-- PROVIDED ENTRIES --
■ ■ ■

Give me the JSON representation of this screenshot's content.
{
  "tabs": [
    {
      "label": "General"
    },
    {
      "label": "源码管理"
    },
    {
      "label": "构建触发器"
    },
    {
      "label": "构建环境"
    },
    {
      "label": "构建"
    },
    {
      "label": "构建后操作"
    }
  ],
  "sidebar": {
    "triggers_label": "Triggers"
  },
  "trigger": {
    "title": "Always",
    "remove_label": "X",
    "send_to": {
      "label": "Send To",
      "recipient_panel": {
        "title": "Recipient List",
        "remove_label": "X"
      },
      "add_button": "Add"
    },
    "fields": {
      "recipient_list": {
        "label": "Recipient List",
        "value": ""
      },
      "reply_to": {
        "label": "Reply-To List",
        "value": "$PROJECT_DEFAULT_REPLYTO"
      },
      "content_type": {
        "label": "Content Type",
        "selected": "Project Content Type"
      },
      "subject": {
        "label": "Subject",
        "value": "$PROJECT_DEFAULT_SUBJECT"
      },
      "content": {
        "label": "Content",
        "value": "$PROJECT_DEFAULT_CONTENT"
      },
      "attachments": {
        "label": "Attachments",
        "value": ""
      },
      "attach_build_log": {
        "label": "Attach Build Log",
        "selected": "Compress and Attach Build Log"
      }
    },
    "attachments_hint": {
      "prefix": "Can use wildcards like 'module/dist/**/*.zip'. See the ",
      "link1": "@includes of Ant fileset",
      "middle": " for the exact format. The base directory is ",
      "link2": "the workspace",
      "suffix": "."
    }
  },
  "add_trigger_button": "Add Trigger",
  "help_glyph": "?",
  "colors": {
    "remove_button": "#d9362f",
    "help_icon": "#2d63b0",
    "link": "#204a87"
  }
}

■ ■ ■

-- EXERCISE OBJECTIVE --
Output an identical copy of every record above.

-- TASK ANSWER --
Give me the JSON representation of this screenshot's content.
{
  "tabs": [
    {
      "label": "General"
    },
    {
      "label": "源码管理"
    },
    {
      "label": "构建触发器"
    },
    {
      "label": "构建环境"
    },
    {
      "label": "构建"
    },
    {
      "label": "构建后操作"
    }
  ],
  "sidebar": {
    "triggers_label": "Triggers"
  },
  "trigger": {
    "title": "Always",
    "remove_label": "X",
    "send_to": {
      "label": "Send To",
      "recipient_panel": {
        "title": "Recipient List",
        "remove_label": "X"
      },
      "add_button": "Add"
    },
    "fields": {
      "recipient_list": {
        "label": "Recipient List",
        "value": ""
      },
      "reply_to": {
        "label": "Reply-To List",
        "value": "$PROJECT_DEFAULT_REPLYTO"
      },
      "content_type": {
        "label": "Content Type",
        "selected": "Project Content Type"
      },
      "subject": {
        "label": "Subject",
        "value": "$PROJECT_DEFAULT_SUBJECT"
      },
      "content": {
        "label": "Content",
        "value": "$PROJECT_DEFAULT_CONTENT"
      },
      "attachments": {
        "label": "Attachments",
        "value": ""
      },
      "attach_build_log": {
        "label": "Attach Build Log",
        "selected": "Compress and Attach Build Log"
      }
    },
    "attachments_hint": {
      "prefix": "Can use wildcards like 'module/dist/**/*.zip'. See the ",
      "link1": "@includes of Ant fileset",
      "middle": " for the exact format. The base directory is ",
      "link2": "the workspace",
      "suffix": "."
    }
  },
  "add_trigger_button": "Add Trigger",
  "help_glyph": "?",
  "colors": {
    "remove_button": "#d9362f",
    "help_icon": "#2d63b0",
    "link": "#204a87"
  }
}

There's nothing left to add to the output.